I left Brighton Art College with a degree in Fine Art Printmaking, licence to be on the dole. The first job I managed to get was at a printers in Lewes who were attached to a veterinary supplies company ( I know I may have told you this before but here it comes again)
I learned how to be a typesetter, setting minute slivers of lead into a form which held them tightly into place so that thousands of addresses on little tablet envelopes could be printed from a massive wheezing, thumping letterpress. All the little lead letters and punctuation and spacers were kept in huge flat drawers in cabinets down the side of the room. I learned how to use a manual press for short runs, and how to melt grains of resin on to freshly-printed paper to make raised lettering for posh writing paper. I learned how to hold huge piles of A4 paper and knock them into shape so that they would fit into the press, and how to package blocks of printed paper neatly and quickly in brown wrapping paper, ready for delivery.

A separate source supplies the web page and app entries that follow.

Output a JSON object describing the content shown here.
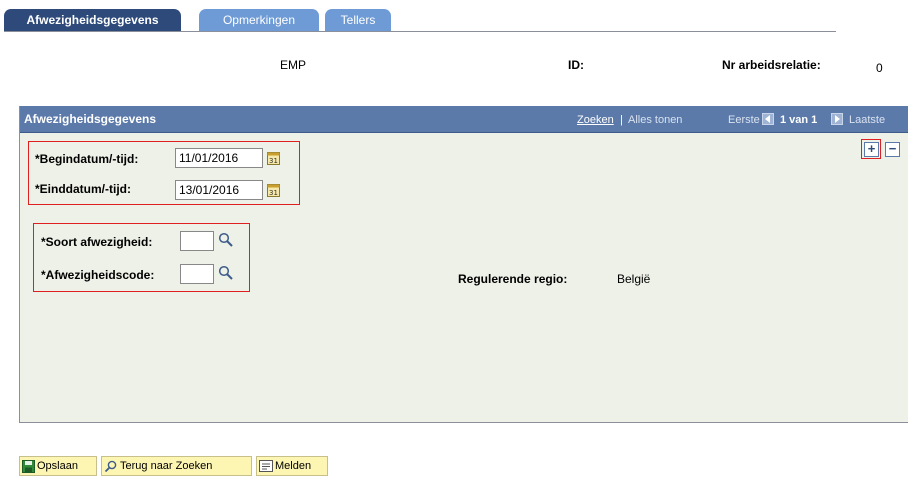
{
  "tabs": [
    {
      "label": "Afwezigheidsgegevens",
      "active": true
    },
    {
      "label": "Opmerkingen",
      "active": false
    },
    {
      "label": "Tellers",
      "active": false
    }
  ],
  "header": {
    "emp": "EMP",
    "id_label": "ID:",
    "nr_label": "Nr arbeidsrelatie:",
    "nr_value": "0"
  },
  "panel": {
    "title": "Afwezigheidsgegevens",
    "zoeken": "Zoeken",
    "separator": "|",
    "alles_tonen": "Alles tonen",
    "eerste": "Eerste",
    "van": "1 van 1",
    "laatste": "Laatste",
    "add_label": "+",
    "remove_label": "−"
  },
  "form": {
    "begindatum_label": "*Begindatum/-tijd:",
    "begindatum_value": "11/01/2016",
    "einddatum_label": "*Einddatum/-tijd:",
    "einddatum_value": "13/01/2016",
    "soort_label": "*Soort afwezigheid:",
    "soort_value": "",
    "code_label": "*Afwezigheidscode:",
    "code_value": "",
    "regio_label": "Regulerende regio:",
    "regio_value": "België"
  },
  "toolbar": {
    "save_label": "Opslaan",
    "back_label": "Terug naar Zoeken",
    "notify_label": "Melden"
  },
  "colors": {
    "active_tab": "#2d4a7a",
    "inactive_tab": "#6e9bd6",
    "panel_header": "#5b7aaa",
    "panel_bg": "#eef1e7",
    "highlight": "#e02020",
    "toolbar_button": "#fdf6b3"
  },
  "icons": [
    "calendar-icon",
    "lookup-icon",
    "save-icon",
    "search-back-icon",
    "notify-icon",
    "first-arrow-icon",
    "next-arrow-icon"
  ]
}
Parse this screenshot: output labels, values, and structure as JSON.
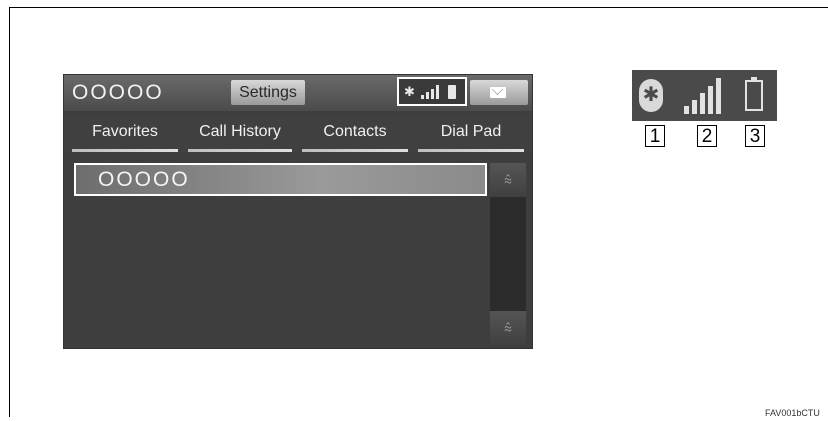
{
  "header": {
    "device_name": "OOOOO",
    "settings_label": "Settings",
    "status": {
      "bluetooth_icon": "bluetooth-icon",
      "signal_icon": "signal-strength-icon",
      "battery_icon": "battery-icon"
    },
    "mail_icon": "envelope-icon"
  },
  "tabs": [
    {
      "label": "Favorites"
    },
    {
      "label": "Call History"
    },
    {
      "label": "Contacts"
    },
    {
      "label": "Dial Pad"
    }
  ],
  "list": {
    "items": [
      {
        "label": "OOOOO"
      }
    ]
  },
  "scroll": {
    "up_icon": "scroll-up-icon",
    "down_icon": "scroll-down-icon"
  },
  "legend": {
    "numbers": [
      "1",
      "2",
      "3"
    ]
  },
  "figure_code": "FAV001bCTU",
  "colors": {
    "screen_bg": "#3e3e3e",
    "highlight": "#ffffff",
    "text": "#f0f0f0"
  }
}
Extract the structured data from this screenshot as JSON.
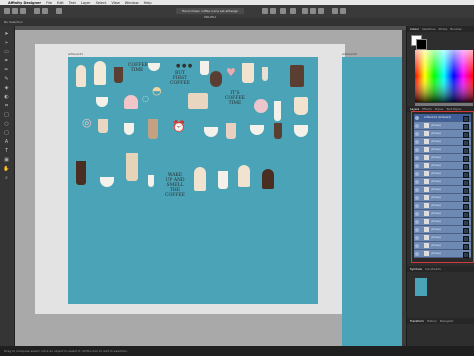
{
  "menubar": {
    "app_name": "Affinity Designer",
    "items": [
      "File",
      "Edit",
      "Text",
      "Layer",
      "Select",
      "View",
      "Window",
      "Help"
    ]
  },
  "document": {
    "title": "Hand-drawn coffee icons set.afdesign (50.0%)"
  },
  "context": {
    "label": "No Selection"
  },
  "artboards": {
    "first": "Artboard1",
    "second": "Artboard2"
  },
  "artwork": {
    "text_coffee_time": "COFFEE TIME",
    "text_but_first": "BUT FIRST COFFEE",
    "text_its_coffee": "IT'S COFFEE TIME",
    "text_wake_up": "WAKE UP AND SMELL THE COFFEE"
  },
  "panels": {
    "top_tabs": [
      "Colour",
      "Swatches",
      "Stroke",
      "Brushes"
    ],
    "layer_tabs": [
      "Layers",
      "Effects",
      "Styles",
      "Text Styles"
    ],
    "layers_header": "Artboard1 (Artboard)",
    "layer_names": [
      "(Group)",
      "(Group)",
      "(Group)",
      "(Group)",
      "(Group)",
      "(Group)",
      "(Group)",
      "(Group)",
      "(Group)",
      "(Group)",
      "(Group)",
      "(Group)",
      "(Group)",
      "(Group)",
      "(Group)",
      "(Group)",
      "(Group)",
      "(Group)"
    ],
    "bottom_tabs": [
      "Transform",
      "History",
      "Navigator"
    ],
    "bottom_tabs2": [
      "Symbols",
      "Constraints"
    ]
  },
  "status": {
    "text": "Drag to marquee select. Click an object to select it. Shift+click to add to selection."
  },
  "colors": {
    "artboard_teal": "#4aa3b6",
    "layer_selected": "#6e8ab4",
    "highlight_red": "#d23a3a"
  }
}
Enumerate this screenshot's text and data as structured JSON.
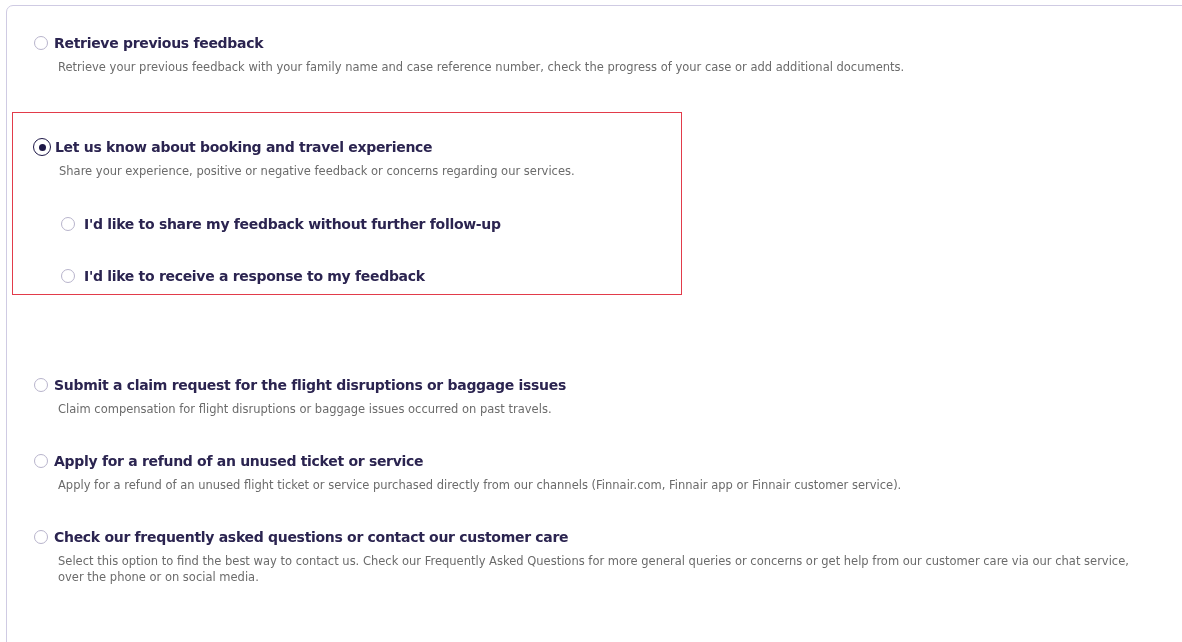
{
  "options": [
    {
      "title": "Retrieve previous feedback",
      "description": "Retrieve your previous feedback with your family name and case reference number, check the progress of your case or add additional documents.",
      "selected": false,
      "highlighted": false
    },
    {
      "title": "Let us know about booking and travel experience",
      "description": "Share your experience, positive or negative feedback or concerns regarding our services.",
      "selected": true,
      "highlighted": true,
      "children": [
        {
          "label": "I'd like to share my feedback without further follow-up",
          "selected": false
        },
        {
          "label": "I'd like to receive a response to my feedback",
          "selected": false
        }
      ]
    },
    {
      "title": "Submit a claim request for the flight disruptions or baggage issues",
      "description": "Claim compensation for flight disruptions or baggage issues occurred on past travels.",
      "selected": false,
      "highlighted": false
    },
    {
      "title": "Apply for a refund of an unused ticket or service",
      "description": "Apply for a refund of an unused flight ticket or service purchased directly from our channels (Finnair.com, Finnair app or Finnair customer service).",
      "selected": false,
      "highlighted": false
    },
    {
      "title": "Check our frequently asked questions or contact our customer care",
      "description": "Select this option to find the best way to contact us. Check our Frequently Asked Questions for more general queries or concerns or get help from our customer care via our chat service, over the phone or on social media.",
      "selected": false,
      "highlighted": false
    }
  ]
}
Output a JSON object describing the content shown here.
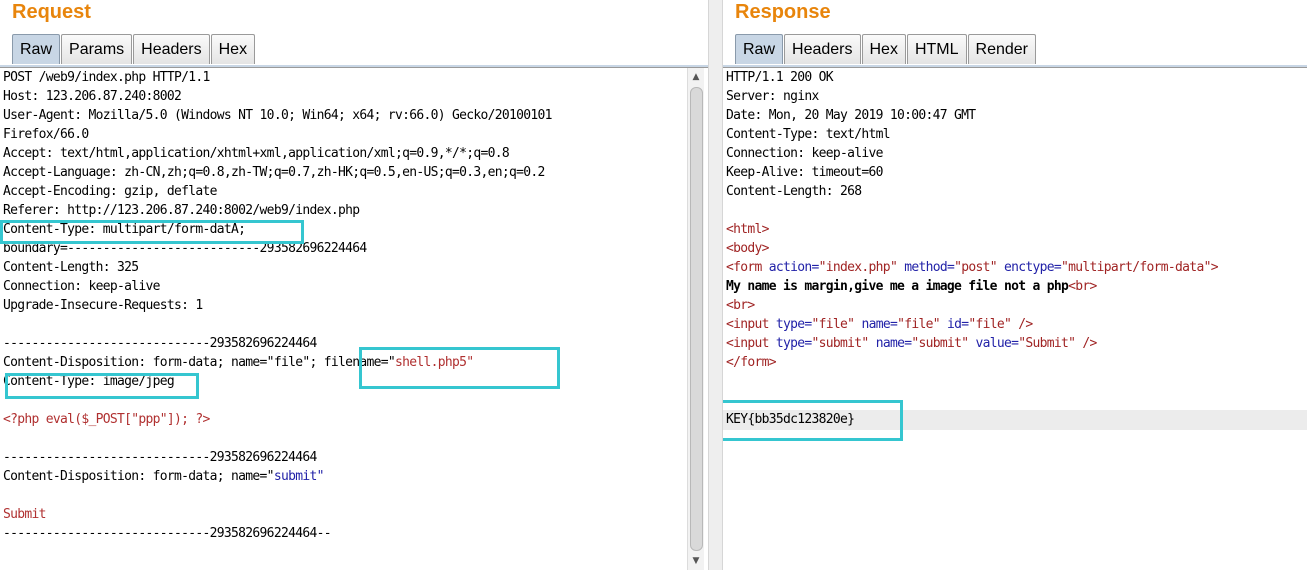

I had to work alone with a horrible man who chain smoked and wore loud checked polyester trousers. He used to tell me about his conquests and his activities in the back of a mini car, and how he used to print pornography in London until the printers there got busted. He was immensely proud of the fact that he belonged to the local National Front in Mayfield, and he had their logo in one of the drawers, but he never asked me to print it, thankfully. He constantly asked me to make him cups of tea and snuggled up to me with his faggy breath as I was working and I had to leap off the stool to get away from him. Ugh. Once, he asked me to draw a JCB for a friend of his who was selling them, and offered me 50 quid. It took me ages to draw and when I'd finished he took it off and refused to pay me. I told the punks in the Windor Tavern about him and they offered to beat him up him for me, but I said no thank you.
One day, a bottle of something called Euthanol turned up by the tea things. I convinced myself that it was for killing animals (as in euthanasia), and it was going to make its way into my coffee, and I took fright. I handed in my notice, requesting that the creep be told not to speak to me again until I left, and went off to be a glorious shop assistant instead.
True fact: remember that song 'Love Don't Live Here Any More'? That poom-poom-pa-pa-poom drum sound was the only thing you could hear on Radio One through the whack-whack of the press when it was on a run of printing, and reminds me eternally of the horror-job.